Depending upon the extent of repair that is required you can expect to pay anywhere from £50 to £150 to a tradesmen to fix your guttering.

Most roofline tradesmen charge around £150 per day, but to fix some guttering it shouldn't take any longer than a couple of hours. In most cases, where only a small fix is needed, the job will likely take around 30 minutes to complete.

Here are a few average costs for hiring someone to repair your guttering:

Problem Avg. Cost Duration
Leak at the Joint £75 15 minutes
Bracket Damage £75 20 minutes
Disconnected Rainwater Pipe £75 30 minutes
Damaged Gutter Length £150 2 hours

Cost Breakdown

Individual costs for hiring a tradesman to replace a single length of guttering on a 2-storey semi-detached house with easy access - Total Cost: £150








The costs involved will vary depending on the cause of the problem. To repair a gutter leak at the joint for example is normally caused by the rubber seal in the join or union perishing over the years. So fixing this will cost between £50 and £100. These are not difficult or expensive repairs as long as you can source a new gutter joint, if not you will have to replace the entire gutter length, although Upvc plastic guttering is not that expensive.

To replace missing or damaged brackets, the hangers which are screwed into the fascia boards, will cost around the same, brackets are very cheap and fixing them is not complicated. Another cause of problems is the down pipe becoming disconnected from the gutter, this is another simple repair well within the scope of a DIY enthusiast, or alternatively expect to pay around £75 for a tradesman to do it for you, the job should only take around half an hour to fix.

A more complex problem is that the gutter is overflowing due to incorrect alignment. The guttering should run down to the downpipes, if not, they will overflow in bad weather and you will have a lot of standing water even in better weather which will cause the seals to perish faster. Expect to pay around £150 to have a section of guttering removed, realigned and refitted properly. The work should only take a couple of hours at the most.
If the rust is not too severe and is not yet causing leaks, then you can smooth off patches of rust with an emery cloth, but take great care not to press so hard that you make it worse and push right through the gutter! Large areas of rust can be brushed with a wire hand brush or removed using an electric drill with a suitable attachment. After the rust has been removed, paint the affected area with a rust-inhibiting metal primer, then a top coat of bitumen or paint. Small holes can be filled with sealant and painted over and even larger holes can be filled using glass-fibre filler, but if the guttering is very rusty with lots of leaks, it really should be replaced or you will find that you will be continually doing repairs to fix leaks.
Water overflowing from the guttering above the downpipe means that there is a blockage in the hopper head itself, or perhaps a blockage in the downpipe below it, or even a blockage in the drain beneath the downpipe.

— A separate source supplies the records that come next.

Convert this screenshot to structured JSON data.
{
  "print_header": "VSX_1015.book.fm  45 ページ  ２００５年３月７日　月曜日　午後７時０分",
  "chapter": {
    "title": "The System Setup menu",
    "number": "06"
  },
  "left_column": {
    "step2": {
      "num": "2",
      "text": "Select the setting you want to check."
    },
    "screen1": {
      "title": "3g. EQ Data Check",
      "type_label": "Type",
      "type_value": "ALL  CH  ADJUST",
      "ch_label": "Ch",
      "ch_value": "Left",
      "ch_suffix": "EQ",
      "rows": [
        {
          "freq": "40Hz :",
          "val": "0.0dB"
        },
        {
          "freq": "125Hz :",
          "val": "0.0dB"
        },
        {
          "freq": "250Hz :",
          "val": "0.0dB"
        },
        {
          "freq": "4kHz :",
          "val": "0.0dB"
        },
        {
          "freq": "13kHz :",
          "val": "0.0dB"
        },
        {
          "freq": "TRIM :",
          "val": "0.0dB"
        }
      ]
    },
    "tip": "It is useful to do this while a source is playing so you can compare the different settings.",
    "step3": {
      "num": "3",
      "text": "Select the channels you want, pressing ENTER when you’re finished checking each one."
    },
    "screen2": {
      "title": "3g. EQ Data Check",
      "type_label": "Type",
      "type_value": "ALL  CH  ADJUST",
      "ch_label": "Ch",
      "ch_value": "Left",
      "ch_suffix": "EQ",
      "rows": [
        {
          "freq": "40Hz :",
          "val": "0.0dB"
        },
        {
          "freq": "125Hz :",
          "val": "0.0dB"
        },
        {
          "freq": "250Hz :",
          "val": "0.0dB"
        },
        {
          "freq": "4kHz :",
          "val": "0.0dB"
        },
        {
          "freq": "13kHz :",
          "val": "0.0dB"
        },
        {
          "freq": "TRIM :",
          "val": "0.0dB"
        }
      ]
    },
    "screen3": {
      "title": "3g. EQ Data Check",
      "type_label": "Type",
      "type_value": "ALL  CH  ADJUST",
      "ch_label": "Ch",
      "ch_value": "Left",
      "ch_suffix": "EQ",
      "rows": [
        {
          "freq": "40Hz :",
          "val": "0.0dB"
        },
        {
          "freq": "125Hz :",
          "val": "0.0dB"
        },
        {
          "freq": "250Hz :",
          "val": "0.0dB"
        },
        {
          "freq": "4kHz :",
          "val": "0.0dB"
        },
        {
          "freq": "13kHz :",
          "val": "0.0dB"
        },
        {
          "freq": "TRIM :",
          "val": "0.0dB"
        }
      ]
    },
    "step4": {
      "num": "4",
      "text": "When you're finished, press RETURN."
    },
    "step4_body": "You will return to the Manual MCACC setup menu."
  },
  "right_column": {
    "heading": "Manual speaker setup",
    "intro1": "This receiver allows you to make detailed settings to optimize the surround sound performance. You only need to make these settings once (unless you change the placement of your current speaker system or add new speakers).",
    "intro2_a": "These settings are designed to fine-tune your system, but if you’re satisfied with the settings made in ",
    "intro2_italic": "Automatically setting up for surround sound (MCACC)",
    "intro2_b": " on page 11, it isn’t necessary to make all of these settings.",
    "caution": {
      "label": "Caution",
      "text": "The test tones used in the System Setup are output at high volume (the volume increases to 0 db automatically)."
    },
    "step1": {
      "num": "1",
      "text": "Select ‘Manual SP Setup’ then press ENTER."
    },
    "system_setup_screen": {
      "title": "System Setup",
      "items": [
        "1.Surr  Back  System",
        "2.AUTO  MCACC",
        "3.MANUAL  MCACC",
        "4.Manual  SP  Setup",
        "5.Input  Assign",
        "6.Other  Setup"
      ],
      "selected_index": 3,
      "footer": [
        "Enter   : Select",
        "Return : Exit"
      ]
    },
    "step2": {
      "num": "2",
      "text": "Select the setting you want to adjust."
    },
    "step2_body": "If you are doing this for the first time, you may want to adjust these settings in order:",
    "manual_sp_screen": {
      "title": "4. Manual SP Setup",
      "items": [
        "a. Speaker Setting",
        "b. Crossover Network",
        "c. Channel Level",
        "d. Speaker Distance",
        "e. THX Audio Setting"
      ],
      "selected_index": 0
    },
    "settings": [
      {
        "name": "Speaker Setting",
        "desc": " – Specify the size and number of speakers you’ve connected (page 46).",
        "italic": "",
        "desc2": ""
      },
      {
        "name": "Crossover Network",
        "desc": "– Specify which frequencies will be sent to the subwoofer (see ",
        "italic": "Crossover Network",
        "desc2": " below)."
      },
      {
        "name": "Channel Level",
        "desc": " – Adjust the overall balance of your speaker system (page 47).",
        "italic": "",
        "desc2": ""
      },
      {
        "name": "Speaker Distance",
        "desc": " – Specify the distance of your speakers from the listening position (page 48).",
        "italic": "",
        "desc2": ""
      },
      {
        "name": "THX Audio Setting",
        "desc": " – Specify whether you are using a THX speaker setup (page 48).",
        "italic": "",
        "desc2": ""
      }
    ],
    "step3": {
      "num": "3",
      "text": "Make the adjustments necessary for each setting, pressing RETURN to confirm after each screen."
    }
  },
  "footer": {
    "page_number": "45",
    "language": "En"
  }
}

Start by clearing out any leaves in the hopper head and see if this clears the problem. If not, try flushing the downpipe using a garden hose. If it becomes obvious the downpipe is blocked and the hose is not removing the blockage, then drain rods are the next step. If the downpipe is not blocked, then the problem is likely the ground level drain is blocked.